In this initial series, we successfully converted 3 tibial implants to TKAs (each as a single operation) by removing only screws in percutaneous or minimally invasive fashion—the prosthetic joint approach did not involve additional soft-tissue stripping. We did not specifically record the time needed for implant removal separately from the time needed for TKA. As the Table shows, this technique can lengthen surgery. Operative time and blood loss can be more variable because of numerous factors, including scar tissue and an altered surgical field from previous surgery, in addition to hardware removal difficulties. Therefore, surgeons should budget more operative time for these procedures. Although longer operations theoretically may increase infection rates, we think the risk is mitigated by the percutaneous aspects of the described technique.

We do not think that most orthopedic surgeons addressing retained plate–screw constructs consider minimally invasive screw removal and plate retention. To our knowledge, the literature includes only 1 case report of a similar technique. 29This technique has many potential drawbacks, the foremost being use of intraoperative fluoroscopy. For more complex fractures, fluoroscopy time can be significant if the surgeon is committed to a true percutaneous approach (Table). In addition, use of a mobile fluoroscopy unit adds personnel to the operating theater, which potentially increases the infection rate. There may be cases in which tibial hardware interferes with tibial cuts, necessitating plate removal, but we did not encounter this in our series. This technique is potentially time-consuming. Operating room time can be expected to increase relative to wide exposures that allow quick access to existing implants. For this reason, some surgeons may decide to forgo this technique. Most modern proximal tibial fracture plates are contoured to fit well over the bone. However, some may still be prominent, and surgeons may choose to perform an open approach to remove them. Last, the clinical impact of plates retained without screws in the proximal tibia is not known. Theoretically, they may still act as a nidus for occult infection, and may act as a stress riser for peri-implant fracture. Therefore, for each patient, the surgeon must decide if the extra surgical time, fluoroscopy exposure, and plate retention are worthwhile.

In this 3-case series, screws were removed percutaneously over the proximal tibia. There were no neurovascular injuries in these cases, though there is potential for nerve and artery injuries with percutaneous screw removal, as in the anterolateral area of the distal third of the tibia. 30,31 Thus, our technique may not be applicable in such cases. Most patients with plates and screws retained after proximal tibial surgery do not need to have the screws removed from the distal tibia. There also is the potential for saphenous nerve injury if a small medial or posteromedial incision is made. No such injury occurred in our small series.

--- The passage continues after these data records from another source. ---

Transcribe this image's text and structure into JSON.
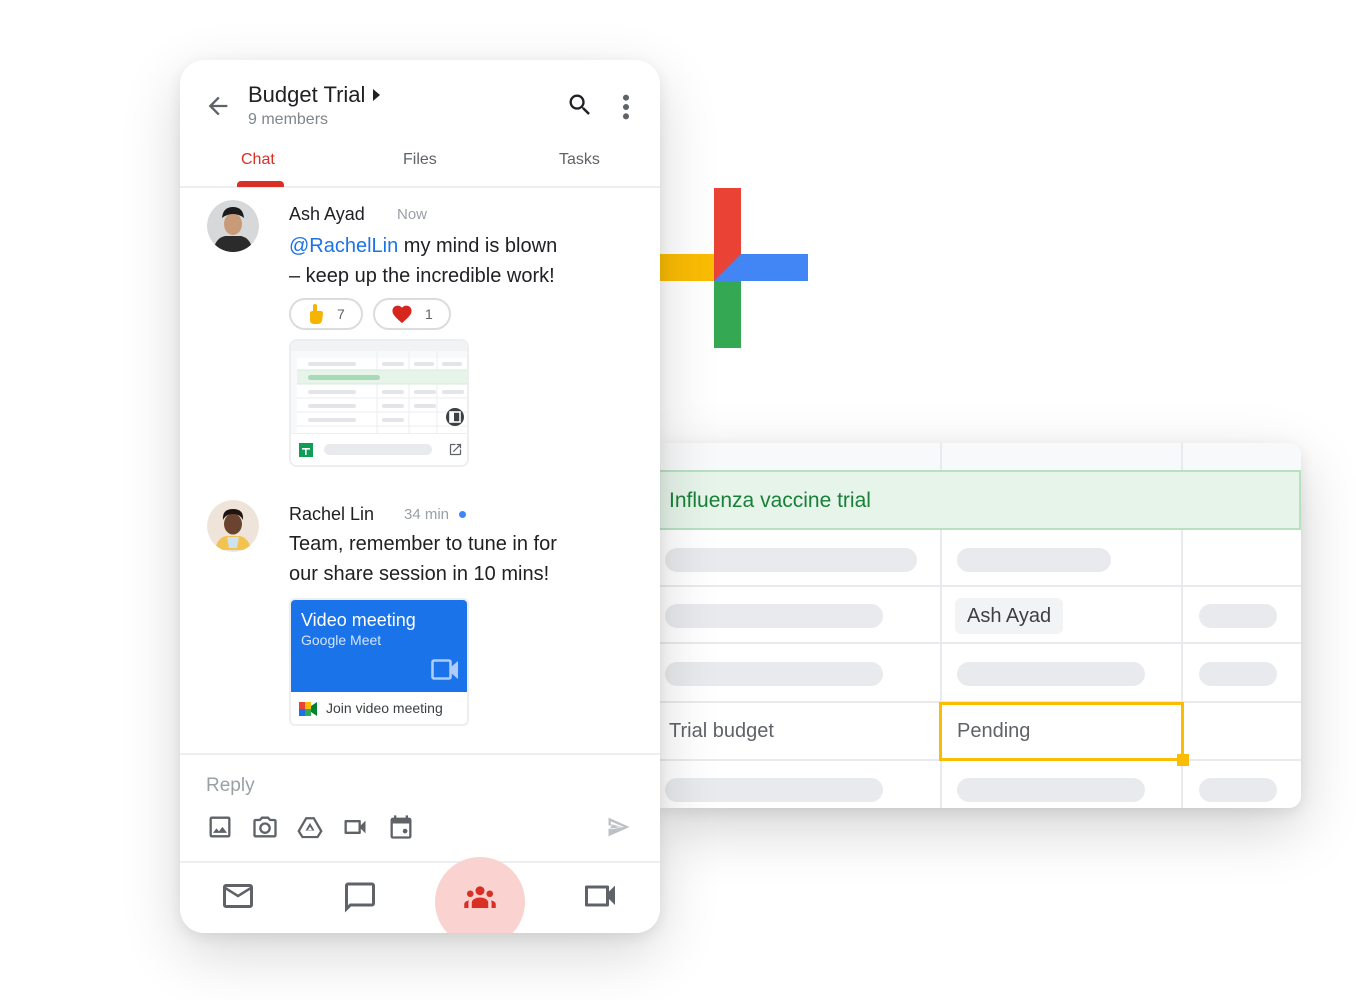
{
  "phone": {
    "header": {
      "title": "Budget Trial",
      "subtitle": "9 members",
      "back_icon": "arrow-left-icon",
      "search_icon": "search-icon",
      "more_icon": "more-vert-icon"
    },
    "tabs": [
      {
        "label": "Chat",
        "active": true
      },
      {
        "label": "Files",
        "active": false
      },
      {
        "label": "Tasks",
        "active": false
      }
    ],
    "messages": [
      {
        "author": "Ash Ayad",
        "time": "Now",
        "mention": "@RachelLin",
        "text_line1": " my mind is blown",
        "text_line2": "– keep up the incredible work!",
        "reactions": [
          {
            "emoji": "☝️",
            "count": "7"
          },
          {
            "emoji": "❤️",
            "count": "1"
          }
        ],
        "attachment": {
          "type": "google-sheets-preview",
          "icon": "sheets-icon",
          "open_icon": "open-in-new-icon"
        }
      },
      {
        "author": "Rachel Lin",
        "time": "34 min",
        "unread": true,
        "text_line1": "Team, remember to tune in for",
        "text_line2": "our share session in 10 mins!",
        "meeting_card": {
          "title": "Video meeting",
          "subtitle": "Google Meet",
          "join_label": "Join video meeting"
        }
      }
    ],
    "composer": {
      "placeholder": "Reply",
      "value": "",
      "tools": [
        "image-icon",
        "camera-icon",
        "drive-icon",
        "video-icon",
        "calendar-icon"
      ],
      "send_icon": "send-icon"
    },
    "bottom_nav": [
      {
        "name": "mail",
        "icon": "mail-icon",
        "active": false
      },
      {
        "name": "chat",
        "icon": "chat-icon",
        "active": false
      },
      {
        "name": "spaces",
        "icon": "people-icon",
        "active": true
      },
      {
        "name": "meet",
        "icon": "video-icon",
        "active": false
      }
    ]
  },
  "sheet": {
    "title": "Influenza vaccine trial",
    "assignee_chip": "Ash Ayad",
    "row_label": "Trial budget",
    "selected_cell_value": "Pending"
  },
  "colors": {
    "accent_red": "#d93025",
    "meet_blue": "#1a73e8",
    "sheet_green": "#188038",
    "selection_yellow": "#fbbc04",
    "google_red": "#ea4335",
    "google_blue": "#4285f4",
    "google_yellow": "#fbbc04",
    "google_green": "#34a853"
  }
}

Surgeons must consider many factors when deciding whether to proceed with TKA in the setting of existing tibial hardware. If staged reconstruction is not planned, consideration can be given to percutaneous screw removal without plate removal in an attempt to minimize further soft-tissue stripping. This has the theoretical advantage of decreasing wound complications. We have been pleased with our initial patient experience and continue to use this technique.